"She has no authority to direct traffic away from the on-ramp ... trust me I would have gone past and gotten into the freeway ... if they became a speed bump, well too bad," Facebook user Butch Erler commented.
"Dan, how much trouble will someone be in if their car runs over one in the middle of Highway 101?" Facebook user Alana Reynolds asked on the post.
New Times reached out to the SLO County District Attorney's Office for comment but did not receive a response before press time.
According to the SLO Police Department's press release, the protesters left the highway around 7:10 p.m., made their way back to Mitchell Park, and dispersed around 8 p.m.
Kenney and Foxx said a majority of the protesters had already dispersed when San Luis Obispo and Pismo Beach police officers arrived and arrested Arata.
"The officers unloaded her and used excessive force to take her away from her car. Within minutes, police forces from other cities were on the scene with batons and rifles," Kenney said.
In a video shared on social media, Arata is heard saying, multiple times, that she is not resisting arrest.
"As you saw in the videos, the officers were not responsive on where they were taking the organizer, and it was very unclear, and everyone was very upset because it felt like an ambush," Kenney said.
R.A.C.E. Matters SLO released a statement saying Tuesday night's events were troubling.

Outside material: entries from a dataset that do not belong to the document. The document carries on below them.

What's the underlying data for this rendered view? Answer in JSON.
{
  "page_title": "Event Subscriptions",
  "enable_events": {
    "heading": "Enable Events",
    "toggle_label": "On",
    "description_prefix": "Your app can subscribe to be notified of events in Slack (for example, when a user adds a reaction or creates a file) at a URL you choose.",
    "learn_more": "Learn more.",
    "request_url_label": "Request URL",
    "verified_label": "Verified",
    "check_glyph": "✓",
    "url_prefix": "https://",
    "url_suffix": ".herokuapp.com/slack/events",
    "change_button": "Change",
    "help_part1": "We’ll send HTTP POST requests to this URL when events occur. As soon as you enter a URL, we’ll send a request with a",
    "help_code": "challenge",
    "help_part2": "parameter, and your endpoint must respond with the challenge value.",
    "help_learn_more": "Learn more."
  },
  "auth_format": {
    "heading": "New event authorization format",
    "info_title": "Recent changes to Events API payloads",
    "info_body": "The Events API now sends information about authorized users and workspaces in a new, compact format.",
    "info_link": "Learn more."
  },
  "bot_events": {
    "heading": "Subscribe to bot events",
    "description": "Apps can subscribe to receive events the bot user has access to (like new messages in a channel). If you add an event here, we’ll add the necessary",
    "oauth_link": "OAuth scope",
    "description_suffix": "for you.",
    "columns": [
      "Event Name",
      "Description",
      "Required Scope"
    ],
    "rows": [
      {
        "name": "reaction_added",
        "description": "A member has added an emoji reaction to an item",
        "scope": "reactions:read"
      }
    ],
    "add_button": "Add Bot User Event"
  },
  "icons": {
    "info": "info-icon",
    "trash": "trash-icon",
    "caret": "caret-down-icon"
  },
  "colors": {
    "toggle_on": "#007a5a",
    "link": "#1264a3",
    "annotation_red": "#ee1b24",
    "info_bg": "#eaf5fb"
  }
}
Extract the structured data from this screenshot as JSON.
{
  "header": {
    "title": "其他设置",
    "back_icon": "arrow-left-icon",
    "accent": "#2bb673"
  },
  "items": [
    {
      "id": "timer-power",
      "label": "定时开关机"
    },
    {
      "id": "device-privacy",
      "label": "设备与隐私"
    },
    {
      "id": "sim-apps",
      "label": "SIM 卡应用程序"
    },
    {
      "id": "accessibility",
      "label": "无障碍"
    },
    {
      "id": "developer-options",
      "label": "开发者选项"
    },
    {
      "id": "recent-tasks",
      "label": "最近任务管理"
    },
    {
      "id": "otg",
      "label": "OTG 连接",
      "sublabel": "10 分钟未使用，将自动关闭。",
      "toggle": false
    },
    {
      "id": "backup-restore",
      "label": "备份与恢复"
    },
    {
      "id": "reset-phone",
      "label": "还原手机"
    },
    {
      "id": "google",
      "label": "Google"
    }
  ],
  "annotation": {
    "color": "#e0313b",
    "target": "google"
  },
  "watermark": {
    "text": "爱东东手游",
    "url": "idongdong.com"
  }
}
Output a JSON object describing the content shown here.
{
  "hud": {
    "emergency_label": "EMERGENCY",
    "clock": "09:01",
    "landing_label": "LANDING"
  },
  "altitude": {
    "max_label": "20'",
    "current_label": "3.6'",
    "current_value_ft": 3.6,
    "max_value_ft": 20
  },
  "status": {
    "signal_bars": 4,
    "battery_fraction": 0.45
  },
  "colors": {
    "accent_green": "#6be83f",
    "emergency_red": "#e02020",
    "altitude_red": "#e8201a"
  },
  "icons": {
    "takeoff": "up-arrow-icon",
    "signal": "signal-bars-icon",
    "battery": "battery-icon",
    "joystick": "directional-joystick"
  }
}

"While violence is not condoned, the tactics used by law enforcement to arrest protesters after the protest ended is reason for grave concern. On the national stage, dissenters exercising their First Amendment rights have been steadily grabbed off the streets by unwelcome federal personnel. These tactics have sought to intimidate those resisting injustice in the name of restoring 'law and order' to 'out-of-control' communities. Is this the next step for SLO County?" the statement reads. "We must not shut down protests, nor lose sight of the reasons why our citizens, many of them young adults, are taking to the streets. They are calling attention to the systematic racism here in our county and raising their voices for freedom, equality, and inclusion. It is precisely because they care about this community that they're willing to put themselves on the line." Δ